WHAT YOU SHOULD DO:
The response should contain all of the records, copied exactly, and none of the images.

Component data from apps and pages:
=======

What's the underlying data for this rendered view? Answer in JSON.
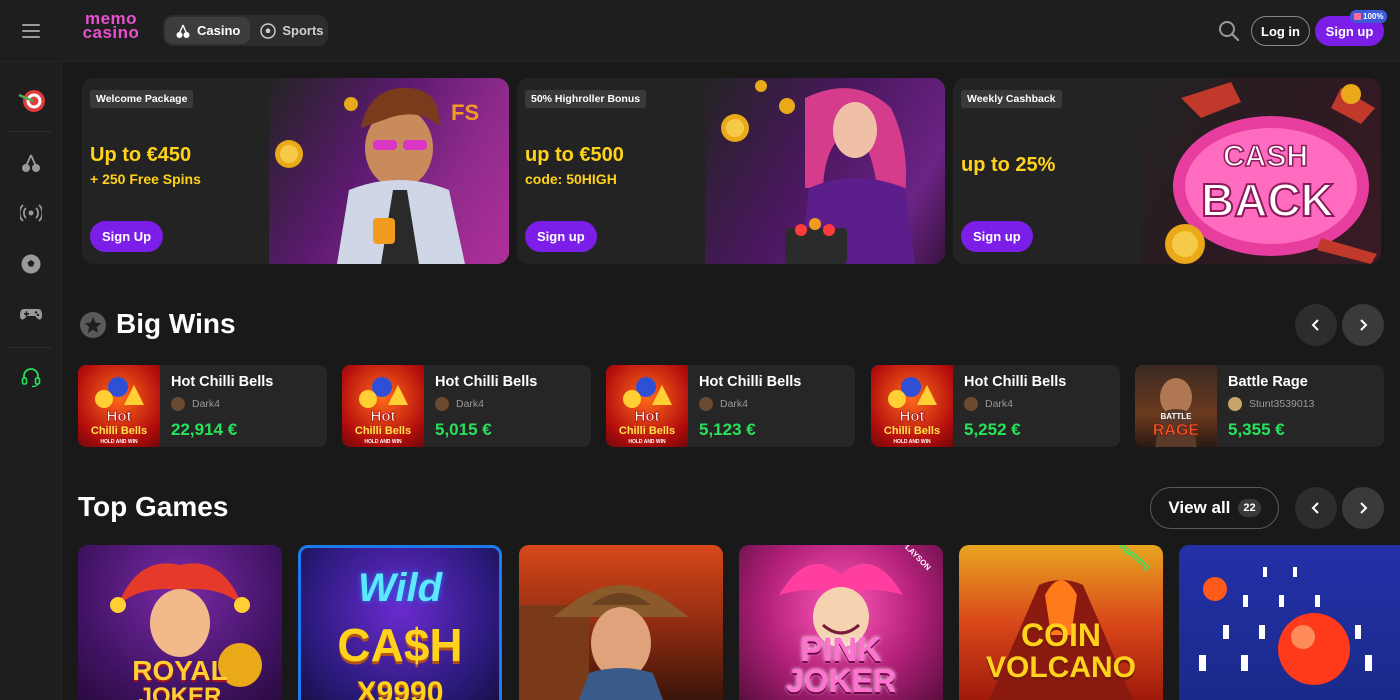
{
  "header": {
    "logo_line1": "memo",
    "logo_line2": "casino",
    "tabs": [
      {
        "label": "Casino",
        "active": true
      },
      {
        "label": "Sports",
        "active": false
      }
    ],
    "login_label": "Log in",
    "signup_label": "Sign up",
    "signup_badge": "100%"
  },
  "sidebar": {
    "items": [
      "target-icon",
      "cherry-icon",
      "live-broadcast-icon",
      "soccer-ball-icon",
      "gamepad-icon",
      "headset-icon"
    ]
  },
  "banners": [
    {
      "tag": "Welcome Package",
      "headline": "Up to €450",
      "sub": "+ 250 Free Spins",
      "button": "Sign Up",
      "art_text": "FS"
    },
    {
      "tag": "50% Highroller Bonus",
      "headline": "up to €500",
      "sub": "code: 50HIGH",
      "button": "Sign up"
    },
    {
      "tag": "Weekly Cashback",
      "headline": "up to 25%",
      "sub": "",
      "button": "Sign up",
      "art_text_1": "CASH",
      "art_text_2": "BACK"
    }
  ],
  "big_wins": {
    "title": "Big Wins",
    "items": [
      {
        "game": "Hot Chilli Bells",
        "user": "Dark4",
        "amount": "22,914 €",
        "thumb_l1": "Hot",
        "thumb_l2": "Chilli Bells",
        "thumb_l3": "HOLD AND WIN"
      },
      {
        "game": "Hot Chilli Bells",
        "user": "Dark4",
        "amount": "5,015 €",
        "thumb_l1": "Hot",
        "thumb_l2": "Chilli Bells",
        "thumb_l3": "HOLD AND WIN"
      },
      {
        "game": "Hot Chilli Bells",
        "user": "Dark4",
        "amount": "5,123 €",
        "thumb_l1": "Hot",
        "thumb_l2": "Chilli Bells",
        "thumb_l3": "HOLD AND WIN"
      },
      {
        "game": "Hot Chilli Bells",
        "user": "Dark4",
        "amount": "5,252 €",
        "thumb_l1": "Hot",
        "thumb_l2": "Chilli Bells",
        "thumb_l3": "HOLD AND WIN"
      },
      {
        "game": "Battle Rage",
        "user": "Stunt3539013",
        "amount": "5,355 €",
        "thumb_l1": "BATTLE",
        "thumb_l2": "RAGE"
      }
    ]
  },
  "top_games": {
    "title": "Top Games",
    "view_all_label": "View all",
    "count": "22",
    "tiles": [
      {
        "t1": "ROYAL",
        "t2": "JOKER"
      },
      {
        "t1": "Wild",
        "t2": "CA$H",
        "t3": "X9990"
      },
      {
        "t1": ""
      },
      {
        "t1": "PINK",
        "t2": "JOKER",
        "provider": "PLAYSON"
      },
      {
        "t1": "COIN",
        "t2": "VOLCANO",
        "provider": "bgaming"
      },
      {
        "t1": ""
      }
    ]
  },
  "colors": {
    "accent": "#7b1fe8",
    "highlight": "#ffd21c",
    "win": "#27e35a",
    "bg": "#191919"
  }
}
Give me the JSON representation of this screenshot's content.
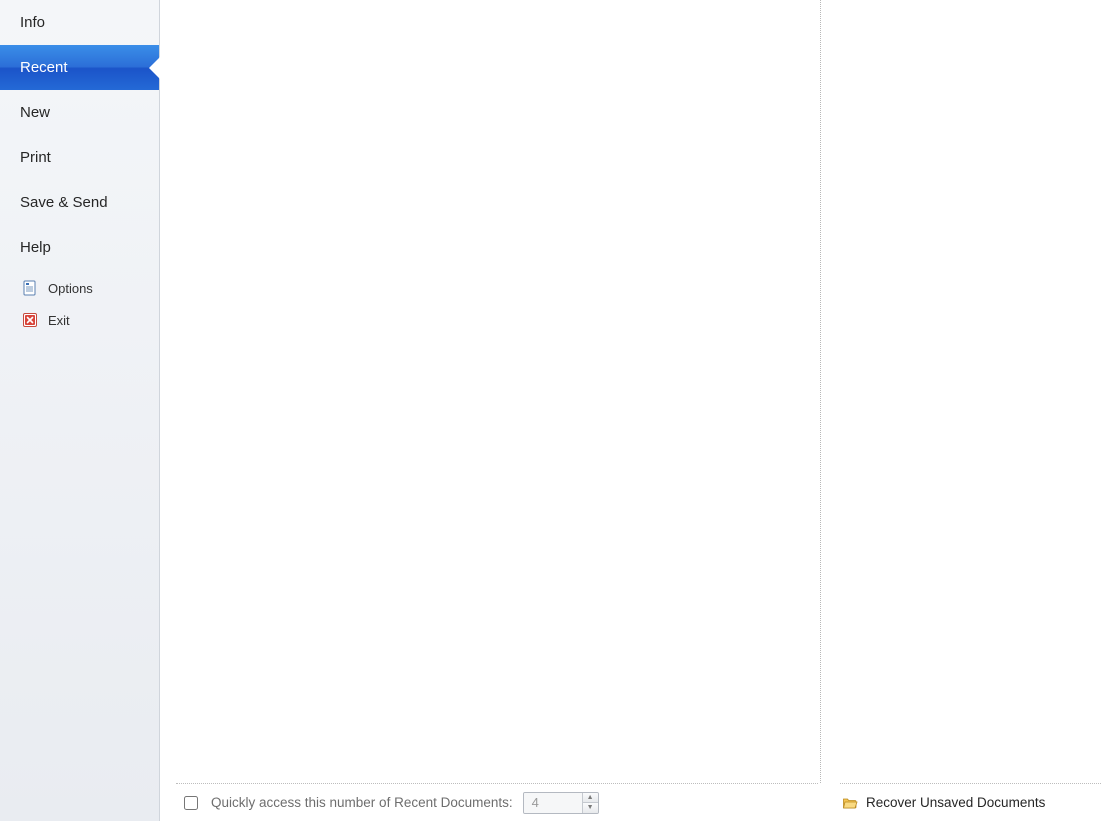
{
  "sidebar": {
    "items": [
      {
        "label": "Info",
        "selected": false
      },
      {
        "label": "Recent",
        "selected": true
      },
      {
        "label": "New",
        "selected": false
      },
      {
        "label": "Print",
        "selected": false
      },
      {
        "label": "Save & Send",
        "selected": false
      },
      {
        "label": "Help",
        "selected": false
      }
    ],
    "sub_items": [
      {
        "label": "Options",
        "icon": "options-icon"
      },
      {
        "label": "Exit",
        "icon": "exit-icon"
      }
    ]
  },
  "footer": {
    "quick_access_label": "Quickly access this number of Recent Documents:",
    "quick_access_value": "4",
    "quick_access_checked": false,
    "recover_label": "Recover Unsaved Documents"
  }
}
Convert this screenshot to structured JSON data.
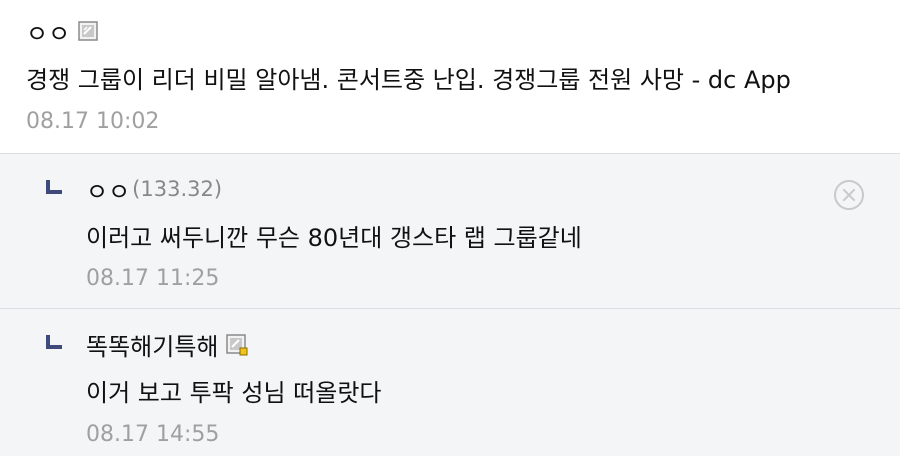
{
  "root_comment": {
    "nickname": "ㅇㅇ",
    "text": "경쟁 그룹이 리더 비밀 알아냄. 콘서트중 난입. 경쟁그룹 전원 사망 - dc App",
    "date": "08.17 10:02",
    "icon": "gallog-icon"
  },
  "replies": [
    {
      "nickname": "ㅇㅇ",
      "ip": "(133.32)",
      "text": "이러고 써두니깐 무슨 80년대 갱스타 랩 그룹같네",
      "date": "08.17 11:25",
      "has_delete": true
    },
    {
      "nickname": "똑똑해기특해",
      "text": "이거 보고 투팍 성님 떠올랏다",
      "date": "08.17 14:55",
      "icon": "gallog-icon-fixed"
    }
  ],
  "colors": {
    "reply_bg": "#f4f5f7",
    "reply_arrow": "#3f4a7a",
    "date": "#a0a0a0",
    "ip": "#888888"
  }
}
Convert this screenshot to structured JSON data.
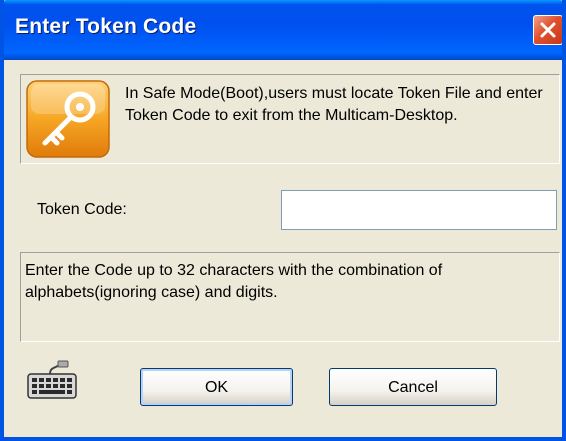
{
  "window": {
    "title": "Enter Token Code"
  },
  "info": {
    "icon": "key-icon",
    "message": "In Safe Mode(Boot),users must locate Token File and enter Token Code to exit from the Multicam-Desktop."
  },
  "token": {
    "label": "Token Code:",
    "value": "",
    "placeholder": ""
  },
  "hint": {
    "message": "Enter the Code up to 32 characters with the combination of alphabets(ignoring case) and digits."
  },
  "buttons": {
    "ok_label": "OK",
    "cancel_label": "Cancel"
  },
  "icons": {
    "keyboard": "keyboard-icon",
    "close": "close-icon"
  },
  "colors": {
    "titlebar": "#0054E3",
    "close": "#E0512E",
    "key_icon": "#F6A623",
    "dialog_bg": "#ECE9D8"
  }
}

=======

FINISHED TASK:
What's the underlying data for this rendered view? Answer in JSON.
{
  "header": {
    "logo_line1": "memo",
    "logo_line2": "casino",
    "tabs": [
      {
        "label": "Casino",
        "active": true
      },
      {
        "label": "Sports",
        "active": false
      }
    ],
    "login_label": "Log in",
    "signup_label": "Sign up",
    "signup_badge": "100%"
  },
  "sidebar": {
    "items": [
      "target-icon",
      "cherry-icon",
      "live-broadcast-icon",
      "soccer-ball-icon",
      "gamepad-icon",
      "headset-icon"
    ]
  },
  "banners": [
    {
      "tag": "Welcome Package",
      "headline": "Up to €450",
      "sub": "+ 250 Free Spins",
      "button": "Sign Up",
      "art_text": "FS"
    },
    {
      "tag": "50% Highroller Bonus",
      "headline": "up to €500",
      "sub": "code: 50HIGH",
      "button": "Sign up"
    },
    {
      "tag": "Weekly Cashback",
      "headline": "up to 25%",
      "sub": "",
      "button": "Sign up",
      "art_text_1": "CASH",
      "art_text_2": "BACK"
    }
  ],
  "big_wins": {
    "title": "Big Wins",
    "items": [
      {
        "game": "Hot Chilli Bells",
        "user": "Dark4",
        "amount": "22,914 €",
        "thumb_l1": "Hot",
        "thumb_l2": "Chilli Bells",
        "thumb_l3": "HOLD AND WIN"
      },
      {
        "game": "Hot Chilli Bells",
        "user": "Dark4",
        "amount": "5,015 €",
        "thumb_l1": "Hot",
        "thumb_l2": "Chilli Bells",
        "thumb_l3": "HOLD AND WIN"
      },
      {
        "game": "Hot Chilli Bells",
        "user": "Dark4",
        "amount": "5,123 €",
        "thumb_l1": "Hot",
        "thumb_l2": "Chilli Bells",
        "thumb_l3": "HOLD AND WIN"
      },
      {
        "game": "Hot Chilli Bells",
        "user": "Dark4",
        "amount": "5,252 €",
        "thumb_l1": "Hot",
        "thumb_l2": "Chilli Bells",
        "thumb_l3": "HOLD AND WIN"
      },
      {
        "game": "Battle Rage",
        "user": "Stunt3539013",
        "amount": "5,355 €",
        "thumb_l1": "BATTLE",
        "thumb_l2": "RAGE"
      }
    ]
  },
  "top_games": {
    "title": "Top Games",
    "view_all_label": "View all",
    "count": "22",
    "tiles": [
      {
        "t1": "ROYAL",
        "t2": "JOKER"
      },
      {
        "t1": "Wild",
        "t2": "CA$H",
        "t3": "X9990"
      },
      {
        "t1": ""
      },
      {
        "t1": "PINK",
        "t2": "JOKER",
        "provider": "PLAYSON"
      },
      {
        "t1": "COIN",
        "t2": "VOLCANO",
        "provider": "bgaming"
      },
      {
        "t1": ""
      }
    ]
  },
  "colors": {
    "accent": "#7b1fe8",
    "highlight": "#ffd21c",
    "win": "#27e35a",
    "bg": "#191919"
  }
}
Give me the JSON representation of this screenshot's content.
{
  "sidebar": {
    "items": [
      {
        "label": "Info",
        "selected": false
      },
      {
        "label": "Recent",
        "selected": true
      },
      {
        "label": "New",
        "selected": false
      },
      {
        "label": "Print",
        "selected": false
      },
      {
        "label": "Save & Send",
        "selected": false
      },
      {
        "label": "Help",
        "selected": false
      }
    ],
    "sub_items": [
      {
        "label": "Options",
        "icon": "options-icon"
      },
      {
        "label": "Exit",
        "icon": "exit-icon"
      }
    ]
  },
  "footer": {
    "quick_access_label": "Quickly access this number of Recent Documents:",
    "quick_access_value": "4",
    "quick_access_checked": false,
    "recover_label": "Recover Unsaved Documents"
  }
}
Convert this screenshot to structured JSON data.
{
  "root_comment": {
    "nickname": "ㅇㅇ",
    "text": "경쟁 그룹이 리더 비밀 알아냄. 콘서트중 난입. 경쟁그룹 전원 사망 - dc App",
    "date": "08.17 10:02",
    "icon": "gallog-icon"
  },
  "replies": [
    {
      "nickname": "ㅇㅇ",
      "ip": "(133.32)",
      "text": "이러고 써두니깐 무슨 80년대 갱스타 랩 그룹같네",
      "date": "08.17 11:25",
      "has_delete": true
    },
    {
      "nickname": "똑똑해기특해",
      "text": "이거 보고 투팍 성님 떠올랏다",
      "date": "08.17 14:55",
      "icon": "gallog-icon-fixed"
    }
  ],
  "colors": {
    "reply_bg": "#f4f5f7",
    "reply_arrow": "#3f4a7a",
    "date": "#a0a0a0",
    "ip": "#888888"
  }
}
Convert this screenshot to structured JSON data.
{
  "window": {
    "title": "Enter Token Code"
  },
  "info": {
    "icon": "key-icon",
    "message": "In Safe Mode(Boot),users must locate Token File and enter Token Code to exit from the Multicam-Desktop."
  },
  "token": {
    "label": "Token Code:",
    "value": "",
    "placeholder": ""
  },
  "hint": {
    "message": "Enter the Code up to 32 characters with the combination of alphabets(ignoring case) and digits."
  },
  "buttons": {
    "ok_label": "OK",
    "cancel_label": "Cancel"
  },
  "icons": {
    "keyboard": "keyboard-icon",
    "close": "close-icon"
  },
  "colors": {
    "titlebar": "#0054E3",
    "close": "#E0512E",
    "key_icon": "#F6A623",
    "dialog_bg": "#ECE9D8"
  }
}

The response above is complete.